◆ **What you have to do**:
All the entries, exactly as they read, must be written out again.

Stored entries
++++++

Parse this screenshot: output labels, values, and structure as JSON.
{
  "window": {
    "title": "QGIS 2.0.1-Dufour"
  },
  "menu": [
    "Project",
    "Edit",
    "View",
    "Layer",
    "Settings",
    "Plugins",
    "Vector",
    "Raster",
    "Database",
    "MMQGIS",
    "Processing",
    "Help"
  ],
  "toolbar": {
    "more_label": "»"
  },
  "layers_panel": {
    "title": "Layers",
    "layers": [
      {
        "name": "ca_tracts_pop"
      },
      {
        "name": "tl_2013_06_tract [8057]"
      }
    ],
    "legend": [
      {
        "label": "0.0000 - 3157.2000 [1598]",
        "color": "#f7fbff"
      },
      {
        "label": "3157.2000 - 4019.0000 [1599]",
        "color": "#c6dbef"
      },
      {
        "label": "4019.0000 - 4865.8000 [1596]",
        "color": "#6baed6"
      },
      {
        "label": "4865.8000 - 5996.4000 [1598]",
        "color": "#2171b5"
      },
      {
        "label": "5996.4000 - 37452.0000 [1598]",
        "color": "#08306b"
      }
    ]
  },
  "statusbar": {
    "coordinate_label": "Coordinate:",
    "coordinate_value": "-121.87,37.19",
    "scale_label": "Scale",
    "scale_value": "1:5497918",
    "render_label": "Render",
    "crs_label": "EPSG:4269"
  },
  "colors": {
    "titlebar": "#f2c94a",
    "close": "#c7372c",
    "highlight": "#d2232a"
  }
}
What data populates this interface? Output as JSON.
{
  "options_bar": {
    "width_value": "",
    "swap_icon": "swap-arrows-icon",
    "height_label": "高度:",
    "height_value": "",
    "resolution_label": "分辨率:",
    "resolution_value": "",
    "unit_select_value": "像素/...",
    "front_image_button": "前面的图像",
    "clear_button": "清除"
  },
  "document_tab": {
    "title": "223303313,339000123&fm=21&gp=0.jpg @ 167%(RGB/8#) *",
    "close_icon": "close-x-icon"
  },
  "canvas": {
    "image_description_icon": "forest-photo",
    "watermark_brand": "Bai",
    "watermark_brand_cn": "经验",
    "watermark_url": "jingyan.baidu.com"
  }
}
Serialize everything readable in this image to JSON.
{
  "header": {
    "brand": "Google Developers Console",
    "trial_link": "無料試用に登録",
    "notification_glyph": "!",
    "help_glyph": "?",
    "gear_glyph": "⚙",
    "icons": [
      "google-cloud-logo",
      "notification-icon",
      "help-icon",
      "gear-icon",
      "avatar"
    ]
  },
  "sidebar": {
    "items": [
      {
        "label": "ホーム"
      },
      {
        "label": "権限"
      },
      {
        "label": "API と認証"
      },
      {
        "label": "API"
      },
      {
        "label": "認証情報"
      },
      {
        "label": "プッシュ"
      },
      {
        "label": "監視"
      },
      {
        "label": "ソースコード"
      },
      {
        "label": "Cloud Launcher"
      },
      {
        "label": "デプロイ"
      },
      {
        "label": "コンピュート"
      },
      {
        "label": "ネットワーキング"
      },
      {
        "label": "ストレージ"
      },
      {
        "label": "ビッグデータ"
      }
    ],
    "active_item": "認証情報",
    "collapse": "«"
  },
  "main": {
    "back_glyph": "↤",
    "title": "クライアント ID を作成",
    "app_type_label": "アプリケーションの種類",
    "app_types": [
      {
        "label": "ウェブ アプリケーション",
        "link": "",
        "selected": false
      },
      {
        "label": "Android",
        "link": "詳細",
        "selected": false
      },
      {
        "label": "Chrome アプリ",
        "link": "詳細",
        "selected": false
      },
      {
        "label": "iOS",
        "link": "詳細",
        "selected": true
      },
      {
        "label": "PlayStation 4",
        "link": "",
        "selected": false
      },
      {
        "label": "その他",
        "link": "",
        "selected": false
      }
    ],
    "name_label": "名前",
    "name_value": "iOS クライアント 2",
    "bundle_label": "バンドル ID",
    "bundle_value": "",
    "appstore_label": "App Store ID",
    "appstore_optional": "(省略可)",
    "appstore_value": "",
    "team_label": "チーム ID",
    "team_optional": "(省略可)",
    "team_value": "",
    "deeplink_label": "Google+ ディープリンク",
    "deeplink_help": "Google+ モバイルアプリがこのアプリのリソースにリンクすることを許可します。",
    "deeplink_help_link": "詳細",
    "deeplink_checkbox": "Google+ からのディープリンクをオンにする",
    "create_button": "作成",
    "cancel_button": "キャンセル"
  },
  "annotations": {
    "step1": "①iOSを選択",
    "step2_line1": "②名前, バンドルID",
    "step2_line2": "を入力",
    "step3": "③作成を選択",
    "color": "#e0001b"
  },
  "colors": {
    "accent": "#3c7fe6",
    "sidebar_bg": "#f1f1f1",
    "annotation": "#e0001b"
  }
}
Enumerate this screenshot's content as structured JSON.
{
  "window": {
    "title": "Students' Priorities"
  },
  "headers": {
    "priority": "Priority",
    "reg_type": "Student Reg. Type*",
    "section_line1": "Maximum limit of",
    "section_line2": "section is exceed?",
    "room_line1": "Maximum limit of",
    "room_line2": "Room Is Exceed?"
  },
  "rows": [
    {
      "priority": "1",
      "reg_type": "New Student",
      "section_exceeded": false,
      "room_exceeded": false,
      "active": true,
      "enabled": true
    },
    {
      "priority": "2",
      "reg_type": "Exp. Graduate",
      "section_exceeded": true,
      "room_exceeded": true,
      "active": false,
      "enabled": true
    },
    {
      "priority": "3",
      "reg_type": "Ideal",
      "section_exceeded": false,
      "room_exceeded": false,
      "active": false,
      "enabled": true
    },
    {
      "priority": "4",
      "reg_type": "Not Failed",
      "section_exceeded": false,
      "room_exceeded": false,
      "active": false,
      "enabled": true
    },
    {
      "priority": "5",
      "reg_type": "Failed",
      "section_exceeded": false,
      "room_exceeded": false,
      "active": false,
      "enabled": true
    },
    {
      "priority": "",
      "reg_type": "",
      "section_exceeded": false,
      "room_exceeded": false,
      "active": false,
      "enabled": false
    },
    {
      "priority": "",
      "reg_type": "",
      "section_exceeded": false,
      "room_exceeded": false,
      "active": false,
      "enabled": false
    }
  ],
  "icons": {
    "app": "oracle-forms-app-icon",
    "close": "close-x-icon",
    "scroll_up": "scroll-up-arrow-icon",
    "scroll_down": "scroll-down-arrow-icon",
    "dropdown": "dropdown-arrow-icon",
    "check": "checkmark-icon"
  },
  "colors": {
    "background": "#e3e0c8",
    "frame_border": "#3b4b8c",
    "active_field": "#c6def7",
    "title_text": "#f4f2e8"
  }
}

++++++

◆ **Answer to this problem**:
Parse this screenshot: output labels, values, and structure as JSON.
{
  "window": {
    "title": "QGIS 2.0.1-Dufour"
  },
  "menu": [
    "Project",
    "Edit",
    "View",
    "Layer",
    "Settings",
    "Plugins",
    "Vector",
    "Raster",
    "Database",
    "MMQGIS",
    "Processing",
    "Help"
  ],
  "toolbar": {
    "more_label": "»"
  },
  "layers_panel": {
    "title": "Layers",
    "layers": [
      {
        "name": "ca_tracts_pop"
      },
      {
        "name": "tl_2013_06_tract [8057]"
      }
    ],
    "legend": [
      {
        "label": "0.0000 - 3157.2000 [1598]",
        "color": "#f7fbff"
      },
      {
        "label": "3157.2000 - 4019.0000 [1599]",
        "color": "#c6dbef"
      },
      {
        "label": "4019.0000 - 4865.8000 [1596]",
        "color": "#6baed6"
      },
      {
        "label": "4865.8000 - 5996.4000 [1598]",
        "color": "#2171b5"
      },
      {
        "label": "5996.4000 - 37452.0000 [1598]",
        "color": "#08306b"
      }
    ]
  },
  "statusbar": {
    "coordinate_label": "Coordinate:",
    "coordinate_value": "-121.87,37.19",
    "scale_label": "Scale",
    "scale_value": "1:5497918",
    "render_label": "Render",
    "crs_label": "EPSG:4269"
  },
  "colors": {
    "titlebar": "#f2c94a",
    "close": "#c7372c",
    "highlight": "#d2232a"
  }
}
What data populates this interface? Output as JSON.
{
  "options_bar": {
    "width_value": "",
    "swap_icon": "swap-arrows-icon",
    "height_label": "高度:",
    "height_value": "",
    "resolution_label": "分辨率:",
    "resolution_value": "",
    "unit_select_value": "像素/...",
    "front_image_button": "前面的图像",
    "clear_button": "清除"
  },
  "document_tab": {
    "title": "223303313,339000123&fm=21&gp=0.jpg @ 167%(RGB/8#) *",
    "close_icon": "close-x-icon"
  },
  "canvas": {
    "image_description_icon": "forest-photo",
    "watermark_brand": "Bai",
    "watermark_brand_cn": "经验",
    "watermark_url": "jingyan.baidu.com"
  }
}
Serialize everything readable in this image to JSON.
{
  "header": {
    "brand": "Google Developers Console",
    "trial_link": "無料試用に登録",
    "notification_glyph": "!",
    "help_glyph": "?",
    "gear_glyph": "⚙",
    "icons": [
      "google-cloud-logo",
      "notification-icon",
      "help-icon",
      "gear-icon",
      "avatar"
    ]
  },
  "sidebar": {
    "items": [
      {
        "label": "ホーム"
      },
      {
        "label": "権限"
      },
      {
        "label": "API と認証"
      },
      {
        "label": "API"
      },
      {
        "label": "認証情報"
      },
      {
        "label": "プッシュ"
      },
      {
        "label": "監視"
      },
      {
        "label": "ソースコード"
      },
      {
        "label": "Cloud Launcher"
      },
      {
        "label": "デプロイ"
      },
      {
        "label": "コンピュート"
      },
      {
        "label": "ネットワーキング"
      },
      {
        "label": "ストレージ"
      },
      {
        "label": "ビッグデータ"
      }
    ],
    "active_item": "認証情報",
    "collapse": "«"
  },
  "main": {
    "back_glyph": "↤",
    "title": "クライアント ID を作成",
    "app_type_label": "アプリケーションの種類",
    "app_types": [
      {
        "label": "ウェブ アプリケーション",
        "link": "",
        "selected": false
      },
      {
        "label": "Android",
        "link": "詳細",
        "selected": false
      },
      {
        "label": "Chrome アプリ",
        "link": "詳細",
        "selected": false
      },
      {
        "label": "iOS",
        "link": "詳細",
        "selected": true
      },
      {
        "label": "PlayStation 4",
        "link": "",
        "selected": false
      },
      {
        "label": "その他",
        "link": "",
        "selected": false
      }
    ],
    "name_label": "名前",
    "name_value": "iOS クライアント 2",
    "bundle_label": "バンドル ID",
    "bundle_value": "",
    "appstore_label": "App Store ID",
    "appstore_optional": "(省略可)",
    "appstore_value": "",
    "team_label": "チーム ID",
    "team_optional": "(省略可)",
    "team_value": "",
    "deeplink_label": "Google+ ディープリンク",
    "deeplink_help": "Google+ モバイルアプリがこのアプリのリソースにリンクすることを許可します。",
    "deeplink_help_link": "詳細",
    "deeplink_checkbox": "Google+ からのディープリンクをオンにする",
    "create_button": "作成",
    "cancel_button": "キャンセル"
  },
  "annotations": {
    "step1": "①iOSを選択",
    "step2_line1": "②名前, バンドルID",
    "step2_line2": "を入力",
    "step3": "③作成を選択",
    "color": "#e0001b"
  },
  "colors": {
    "accent": "#3c7fe6",
    "sidebar_bg": "#f1f1f1",
    "annotation": "#e0001b"
  }
}
Enumerate this screenshot's content as structured JSON.
{
  "window": {
    "title": "Students' Priorities"
  },
  "headers": {
    "priority": "Priority",
    "reg_type": "Student Reg. Type*",
    "section_line1": "Maximum limit of",
    "section_line2": "section is exceed?",
    "room_line1": "Maximum limit of",
    "room_line2": "Room Is Exceed?"
  },
  "rows": [
    {
      "priority": "1",
      "reg_type": "New Student",
      "section_exceeded": false,
      "room_exceeded": false,
      "active": true,
      "enabled": true
    },
    {
      "priority": "2",
      "reg_type": "Exp. Graduate",
      "section_exceeded": true,
      "room_exceeded": true,
      "active": false,
      "enabled": true
    },
    {
      "priority": "3",
      "reg_type": "Ideal",
      "section_exceeded": false,
      "room_exceeded": false,
      "active": false,
      "enabled": true
    },
    {
      "priority": "4",
      "reg_type": "Not Failed",
      "section_exceeded": false,
      "room_exceeded": false,
      "active": false,
      "enabled": true
    },
    {
      "priority": "5",
      "reg_type": "Failed",
      "section_exceeded": false,
      "room_exceeded": false,
      "active": false,
      "enabled": true
    },
    {
      "priority": "",
      "reg_type": "",
      "section_exceeded": false,
      "room_exceeded": false,
      "active": false,
      "enabled": false
    },
    {
      "priority": "",
      "reg_type": "",
      "section_exceeded": false,
      "room_exceeded": false,
      "active": false,
      "enabled": false
    }
  ],
  "icons": {
    "app": "oracle-forms-app-icon",
    "close": "close-x-icon",
    "scroll_up": "scroll-up-arrow-icon",
    "scroll_down": "scroll-down-arrow-icon",
    "dropdown": "dropdown-arrow-icon",
    "check": "checkmark-icon"
  },
  "colors": {
    "background": "#e3e0c8",
    "frame_border": "#3b4b8c",
    "active_field": "#c6def7",
    "title_text": "#f4f2e8"
  }
}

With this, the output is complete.